My 8-year-old grandson recently picked up the television remote control, turned on the satellite dish, found the recorded program his mom wanted to watch, highlighted the correct one, and then handed the remote to his mom. He said, “Here, I think you can handle it from there.”
It is amazing how children growing up in the digital age think. It is also amazing how quickly things change. Not so long ago, it was easy to identify what computer skills a person needed to learn in school. They needed to learn how to use the keyboard efficiently. They needed to learn how to use a word processor, spreadsheet, presentation software, and maybe a database. (I am certain you can name the ones you learned!) But that is no longer true.
I recently attended a technology conference. One of the people I heard speak was a technology teacher. She said she no longer teaches specific software because as soon as she gets the curriculum set up, the software is changed and there is something better available for free on the web. So what do we need our children to know?
I believe that students need to be able to do all of the following.
- Find information on the web and not be completely overwhelmed when they find more than a million hits on their topic.
- Identify a reliable website and critique the information they find. Read this great article about how to be a skeptic and look for the truth.
- Properly cite sources of information.
- Know what kinds of applications there are (games, social networking, productivity tools, word processing, etc.) and what to search for should they need a particular type.
- How to store and retrieve documents in the cloud and how to remotely collaborate with others on a project.
- Be independent (and fearless) when it comes to downloading a new app and figuring out how to use it.
- Proficiently use text-to-speech, speech-to-text, note-taking apps, and other assistive technology.
- Participate in social networking and know how to send email, text messages, photos, and videos.
- Create and edit photos and videos.
- Use email, calendar apps, and other productivity tools to organize personal information and manage time.

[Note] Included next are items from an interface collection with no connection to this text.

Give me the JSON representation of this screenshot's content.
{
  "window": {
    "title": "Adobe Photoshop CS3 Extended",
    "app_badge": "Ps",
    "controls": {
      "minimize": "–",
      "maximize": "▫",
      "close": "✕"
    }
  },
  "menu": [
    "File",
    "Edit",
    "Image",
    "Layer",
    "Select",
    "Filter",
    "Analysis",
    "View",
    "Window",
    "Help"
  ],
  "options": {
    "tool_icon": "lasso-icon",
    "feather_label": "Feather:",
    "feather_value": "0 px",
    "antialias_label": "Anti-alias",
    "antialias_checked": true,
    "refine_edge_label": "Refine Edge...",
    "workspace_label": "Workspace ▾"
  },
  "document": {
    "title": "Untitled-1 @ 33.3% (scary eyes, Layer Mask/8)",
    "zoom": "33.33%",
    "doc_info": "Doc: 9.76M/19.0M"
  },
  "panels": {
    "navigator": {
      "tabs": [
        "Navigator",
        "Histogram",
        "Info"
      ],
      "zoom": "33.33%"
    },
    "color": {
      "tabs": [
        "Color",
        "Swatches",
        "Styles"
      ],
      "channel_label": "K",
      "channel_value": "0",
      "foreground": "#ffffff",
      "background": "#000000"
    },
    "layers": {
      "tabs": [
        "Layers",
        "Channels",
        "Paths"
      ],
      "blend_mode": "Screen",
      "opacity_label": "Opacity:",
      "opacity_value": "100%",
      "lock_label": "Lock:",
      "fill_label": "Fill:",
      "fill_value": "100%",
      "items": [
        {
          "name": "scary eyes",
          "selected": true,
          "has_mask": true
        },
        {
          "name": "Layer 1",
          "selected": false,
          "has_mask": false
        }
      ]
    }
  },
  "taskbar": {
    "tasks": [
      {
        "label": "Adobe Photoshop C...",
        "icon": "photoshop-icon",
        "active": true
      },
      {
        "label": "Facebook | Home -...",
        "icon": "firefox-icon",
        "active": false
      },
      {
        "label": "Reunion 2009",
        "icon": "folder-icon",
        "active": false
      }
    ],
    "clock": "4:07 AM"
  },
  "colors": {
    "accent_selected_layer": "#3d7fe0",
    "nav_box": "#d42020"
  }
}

I still believe we need to teach children how to use the keyboard efficiently. At this point in time, there are many, many jobs that require typing skills. When taught how to type correctly, people make fewer mistakes and work faster. (See my earlier blog for an explanation of how I believe students should learn keyboarding.) When looking over the technology curriculum at your child’s school, think about 21st-century skills. If the school is behind the time, it would be beneficial for you to teach some of the above skills to your child at home.